** Opening THE RECORDS block **

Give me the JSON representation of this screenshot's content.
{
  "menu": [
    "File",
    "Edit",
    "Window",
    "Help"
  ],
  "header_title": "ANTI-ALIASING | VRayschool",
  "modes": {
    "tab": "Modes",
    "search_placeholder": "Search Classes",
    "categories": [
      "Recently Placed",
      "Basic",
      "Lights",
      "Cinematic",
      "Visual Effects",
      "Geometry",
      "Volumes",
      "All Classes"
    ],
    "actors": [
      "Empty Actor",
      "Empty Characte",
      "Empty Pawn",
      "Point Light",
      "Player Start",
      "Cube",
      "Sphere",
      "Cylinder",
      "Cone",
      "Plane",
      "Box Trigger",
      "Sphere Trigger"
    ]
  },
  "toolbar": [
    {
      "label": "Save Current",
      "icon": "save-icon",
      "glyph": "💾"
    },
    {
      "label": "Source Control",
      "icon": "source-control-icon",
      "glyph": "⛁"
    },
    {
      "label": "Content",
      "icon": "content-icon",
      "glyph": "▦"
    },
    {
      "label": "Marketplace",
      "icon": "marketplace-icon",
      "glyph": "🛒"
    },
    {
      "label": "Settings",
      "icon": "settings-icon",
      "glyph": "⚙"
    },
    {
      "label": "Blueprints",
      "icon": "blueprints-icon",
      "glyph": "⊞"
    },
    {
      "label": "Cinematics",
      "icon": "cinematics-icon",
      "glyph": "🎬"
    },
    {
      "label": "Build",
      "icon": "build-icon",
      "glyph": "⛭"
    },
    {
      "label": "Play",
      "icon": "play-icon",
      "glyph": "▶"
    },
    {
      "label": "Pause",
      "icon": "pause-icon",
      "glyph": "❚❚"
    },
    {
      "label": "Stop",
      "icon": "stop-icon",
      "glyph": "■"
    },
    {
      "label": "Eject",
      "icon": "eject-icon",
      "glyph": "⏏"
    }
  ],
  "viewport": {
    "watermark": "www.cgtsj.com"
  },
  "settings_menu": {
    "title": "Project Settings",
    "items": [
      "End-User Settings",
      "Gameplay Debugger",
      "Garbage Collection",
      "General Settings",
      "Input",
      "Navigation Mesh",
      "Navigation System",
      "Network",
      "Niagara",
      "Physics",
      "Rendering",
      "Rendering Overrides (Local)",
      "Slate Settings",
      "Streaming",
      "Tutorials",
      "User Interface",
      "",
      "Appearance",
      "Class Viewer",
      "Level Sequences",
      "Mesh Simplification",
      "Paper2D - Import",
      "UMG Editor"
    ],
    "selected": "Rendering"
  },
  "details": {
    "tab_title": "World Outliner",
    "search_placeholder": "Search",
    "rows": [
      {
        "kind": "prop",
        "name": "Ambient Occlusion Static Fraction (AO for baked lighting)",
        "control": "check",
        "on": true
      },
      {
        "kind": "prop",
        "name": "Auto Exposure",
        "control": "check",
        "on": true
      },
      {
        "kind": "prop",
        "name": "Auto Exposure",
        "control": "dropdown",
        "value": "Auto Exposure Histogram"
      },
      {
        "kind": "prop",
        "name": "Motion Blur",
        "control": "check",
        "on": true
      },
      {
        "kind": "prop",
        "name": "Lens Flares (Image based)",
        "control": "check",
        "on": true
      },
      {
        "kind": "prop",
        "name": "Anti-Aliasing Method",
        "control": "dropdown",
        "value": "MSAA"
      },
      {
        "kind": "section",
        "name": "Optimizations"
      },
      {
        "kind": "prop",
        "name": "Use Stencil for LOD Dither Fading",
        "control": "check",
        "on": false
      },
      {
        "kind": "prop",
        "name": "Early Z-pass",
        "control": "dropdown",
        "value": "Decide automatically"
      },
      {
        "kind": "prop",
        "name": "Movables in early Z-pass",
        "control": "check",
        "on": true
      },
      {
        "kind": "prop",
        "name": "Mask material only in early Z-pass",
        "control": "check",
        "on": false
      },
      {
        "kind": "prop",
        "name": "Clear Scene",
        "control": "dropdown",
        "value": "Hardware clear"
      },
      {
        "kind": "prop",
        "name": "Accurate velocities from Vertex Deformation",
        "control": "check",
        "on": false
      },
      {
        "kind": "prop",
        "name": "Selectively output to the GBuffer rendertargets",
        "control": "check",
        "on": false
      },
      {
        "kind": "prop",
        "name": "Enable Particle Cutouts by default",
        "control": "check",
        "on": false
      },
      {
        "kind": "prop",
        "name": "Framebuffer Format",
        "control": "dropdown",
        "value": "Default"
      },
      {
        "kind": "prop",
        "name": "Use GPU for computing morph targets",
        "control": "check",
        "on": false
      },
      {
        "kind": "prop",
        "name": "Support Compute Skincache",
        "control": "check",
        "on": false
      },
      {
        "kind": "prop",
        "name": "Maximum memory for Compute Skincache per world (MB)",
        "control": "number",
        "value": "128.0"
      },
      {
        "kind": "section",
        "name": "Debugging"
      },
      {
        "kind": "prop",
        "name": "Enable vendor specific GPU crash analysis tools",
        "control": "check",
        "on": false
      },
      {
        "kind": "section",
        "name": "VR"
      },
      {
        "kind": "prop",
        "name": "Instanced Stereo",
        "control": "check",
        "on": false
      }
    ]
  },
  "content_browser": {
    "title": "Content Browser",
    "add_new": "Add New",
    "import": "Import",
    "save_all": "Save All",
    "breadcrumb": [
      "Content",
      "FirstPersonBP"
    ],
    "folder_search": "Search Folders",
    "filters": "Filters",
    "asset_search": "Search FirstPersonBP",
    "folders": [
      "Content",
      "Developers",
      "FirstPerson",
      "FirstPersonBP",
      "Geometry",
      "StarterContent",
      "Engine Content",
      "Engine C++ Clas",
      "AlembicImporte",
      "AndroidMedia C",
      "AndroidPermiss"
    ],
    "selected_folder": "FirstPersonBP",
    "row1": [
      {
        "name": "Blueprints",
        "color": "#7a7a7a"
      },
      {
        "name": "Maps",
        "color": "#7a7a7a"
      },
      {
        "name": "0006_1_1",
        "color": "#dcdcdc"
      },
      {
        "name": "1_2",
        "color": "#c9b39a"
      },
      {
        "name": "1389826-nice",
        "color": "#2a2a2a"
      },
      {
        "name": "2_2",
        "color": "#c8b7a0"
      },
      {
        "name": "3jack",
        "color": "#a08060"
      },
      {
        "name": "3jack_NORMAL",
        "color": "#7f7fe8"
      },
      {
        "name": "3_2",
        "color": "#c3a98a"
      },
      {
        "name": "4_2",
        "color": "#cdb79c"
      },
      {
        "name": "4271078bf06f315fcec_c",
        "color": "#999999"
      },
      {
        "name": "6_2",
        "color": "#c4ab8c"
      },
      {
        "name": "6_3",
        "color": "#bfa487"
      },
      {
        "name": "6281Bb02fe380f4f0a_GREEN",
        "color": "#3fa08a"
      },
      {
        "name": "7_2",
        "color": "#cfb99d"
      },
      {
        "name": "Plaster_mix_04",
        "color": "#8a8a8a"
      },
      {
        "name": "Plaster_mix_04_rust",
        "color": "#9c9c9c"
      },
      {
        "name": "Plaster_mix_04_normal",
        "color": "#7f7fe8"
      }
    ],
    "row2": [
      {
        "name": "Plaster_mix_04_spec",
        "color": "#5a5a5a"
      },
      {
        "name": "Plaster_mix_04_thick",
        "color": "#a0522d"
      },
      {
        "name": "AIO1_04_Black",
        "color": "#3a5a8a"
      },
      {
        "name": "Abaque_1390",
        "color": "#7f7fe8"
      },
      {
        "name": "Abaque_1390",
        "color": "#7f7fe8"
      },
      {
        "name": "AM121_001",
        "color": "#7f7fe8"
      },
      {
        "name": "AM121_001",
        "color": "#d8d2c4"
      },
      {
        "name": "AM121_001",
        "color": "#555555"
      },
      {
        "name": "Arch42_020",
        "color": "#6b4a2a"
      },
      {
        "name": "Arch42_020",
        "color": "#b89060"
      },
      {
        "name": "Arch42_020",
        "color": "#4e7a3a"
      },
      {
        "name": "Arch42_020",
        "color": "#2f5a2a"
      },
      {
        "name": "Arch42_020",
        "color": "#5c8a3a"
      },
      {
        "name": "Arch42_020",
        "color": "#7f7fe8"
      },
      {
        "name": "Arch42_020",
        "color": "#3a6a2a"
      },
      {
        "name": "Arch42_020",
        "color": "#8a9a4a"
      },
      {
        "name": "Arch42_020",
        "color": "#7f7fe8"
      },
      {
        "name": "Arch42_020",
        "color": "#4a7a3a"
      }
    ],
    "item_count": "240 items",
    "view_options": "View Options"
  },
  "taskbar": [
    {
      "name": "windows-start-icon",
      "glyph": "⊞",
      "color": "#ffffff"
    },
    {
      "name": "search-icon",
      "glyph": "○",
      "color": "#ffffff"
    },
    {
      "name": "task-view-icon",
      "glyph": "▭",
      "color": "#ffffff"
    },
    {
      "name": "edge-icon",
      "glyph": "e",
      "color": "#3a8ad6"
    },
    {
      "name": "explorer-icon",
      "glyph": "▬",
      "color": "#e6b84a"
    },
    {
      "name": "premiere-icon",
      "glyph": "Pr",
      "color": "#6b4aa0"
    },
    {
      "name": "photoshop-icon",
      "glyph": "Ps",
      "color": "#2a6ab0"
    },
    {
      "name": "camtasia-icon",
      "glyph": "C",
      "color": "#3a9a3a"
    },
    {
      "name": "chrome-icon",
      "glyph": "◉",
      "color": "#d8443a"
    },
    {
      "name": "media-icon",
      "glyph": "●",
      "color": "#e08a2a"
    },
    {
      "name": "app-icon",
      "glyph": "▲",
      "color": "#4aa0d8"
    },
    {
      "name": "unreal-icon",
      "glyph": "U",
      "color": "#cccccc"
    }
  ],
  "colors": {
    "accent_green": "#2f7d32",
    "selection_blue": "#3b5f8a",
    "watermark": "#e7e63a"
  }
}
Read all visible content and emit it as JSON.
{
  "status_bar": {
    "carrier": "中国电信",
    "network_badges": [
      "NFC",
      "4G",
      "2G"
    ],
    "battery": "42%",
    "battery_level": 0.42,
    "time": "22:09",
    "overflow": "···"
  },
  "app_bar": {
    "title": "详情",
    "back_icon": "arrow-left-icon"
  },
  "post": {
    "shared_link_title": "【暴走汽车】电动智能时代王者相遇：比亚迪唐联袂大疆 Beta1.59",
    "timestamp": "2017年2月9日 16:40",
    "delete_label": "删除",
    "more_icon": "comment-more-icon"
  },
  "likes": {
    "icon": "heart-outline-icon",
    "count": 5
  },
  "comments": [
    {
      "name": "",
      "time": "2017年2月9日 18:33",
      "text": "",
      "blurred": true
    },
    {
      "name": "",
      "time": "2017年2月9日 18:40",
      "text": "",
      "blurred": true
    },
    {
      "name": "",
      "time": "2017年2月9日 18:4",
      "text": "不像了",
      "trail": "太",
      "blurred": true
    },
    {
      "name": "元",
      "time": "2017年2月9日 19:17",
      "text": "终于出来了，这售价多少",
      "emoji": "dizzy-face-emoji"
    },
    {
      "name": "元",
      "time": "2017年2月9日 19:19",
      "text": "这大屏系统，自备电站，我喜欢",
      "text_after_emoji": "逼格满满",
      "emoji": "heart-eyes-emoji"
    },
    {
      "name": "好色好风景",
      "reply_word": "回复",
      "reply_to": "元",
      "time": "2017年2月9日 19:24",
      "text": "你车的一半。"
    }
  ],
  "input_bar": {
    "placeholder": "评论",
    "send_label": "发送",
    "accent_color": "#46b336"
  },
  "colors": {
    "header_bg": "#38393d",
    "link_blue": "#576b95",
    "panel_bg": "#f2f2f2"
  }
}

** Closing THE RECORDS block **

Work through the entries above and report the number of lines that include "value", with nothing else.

6